Simon Pott, aka Isvisible Isinvisible, makes heady and raw electronic music with the modular synthesizer. But what is a lot of the time long improvisations with the circuital beast with most that compose this way, is a more emotional, melodic one with Pott.
He seems to wrangle stories and moments from his instrument, and back in 2017 began a trilogy of albums documenting his youth. Ghosts of Furness Vale(2017) and Ghosts of New Mills(2018) were Simon Pott summoning the sights and sounds of growing up in rural England. These are formative years records. As personal as something like The Kinks’ Village Green Preservation Society, XTC’s Skylarking, or Springsteen’s The River. Except instead of jangling guitar chords and pastoral narration, Isvisible Isinvisible summons the ghosts of his youth with circuits, patch cables, and an instinct to follow where the blinking lights take him.

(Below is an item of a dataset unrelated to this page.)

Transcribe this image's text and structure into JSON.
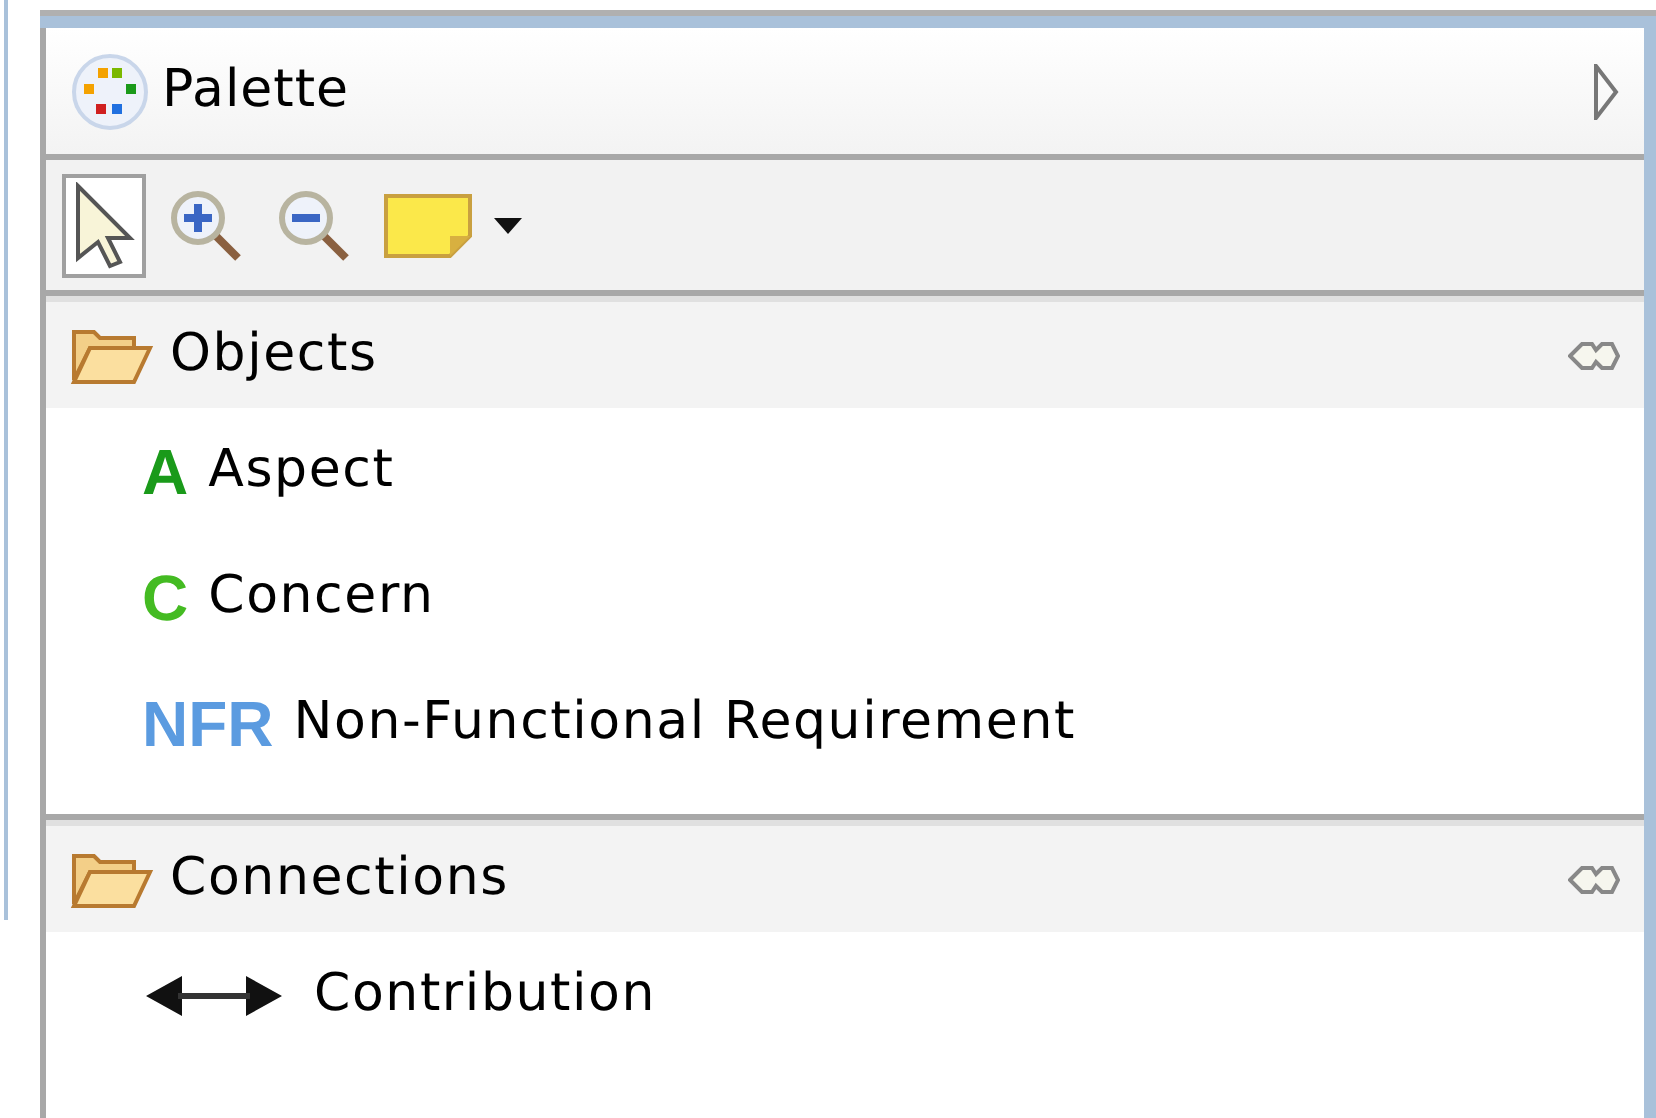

Ghosts of Mann is the finale in this coming-of-age trilogy. Moving to the Isle of Man in his teens, this album connects to the music that would shape Pott into the musician/composer he’d become. Harder edges, seedier tales, and more nights at the club vibes, this is a grand farewell to a trip into one man’s youth.
There’s a harder sound here. “Laser Disco Fiasco” grooves and grinds like ’78 in Soho, or ’79 in the Lower East Side. Tubeway Army meets Chic at Studio 54, then burn down CBGBs before breakfast at dawn. Hard electro grooves that feel both off the rails and laser pointed. “A Cloudy Day Over Niarbyl Bay” slinks and sways like low clouds hovering above the Irish Sea. It’s a contemplative and kind of dark bit of business. “Witches Hill” sounds like a slow, wheezing robot making it’s way down some cobblestone street, angry and frightened at the same time.
Elsewhere “Groudle Glam(Rossall Rocks)” struts with a touch of attitude like AI creating a glam rock masterpiece from zeros and ones. This is a bit of a nod to glam God John Rossall(of the Glitter Band.) While I hear a touch of “Rock and Roll Parts 1 and 2”, Pott sets the track afire in a modular blaze. It’s quite stunning. “Rendering Day” has shades of NINs “Closer” but feels more sparse, haunted even. Album closer “The Longest of Goodbyes” is Pott musically recreating the last time he saw his father before he passed away, which was at the airport as he was moving away from the Isle of Man. The track aches with a longing and wistfulness; beautiful and sorrowful.
Ghosts of Mann is a proper goodbye to the British island, and to Simon Pott’s ode to his youth. A trilogy of albums that ends on the most visceral and heartfelt of them all. A buzzing musical tribute to ghosts of people, places, things, and experiences.
8.3 out of 10
Ghosts of Mann is out now. Buy it here.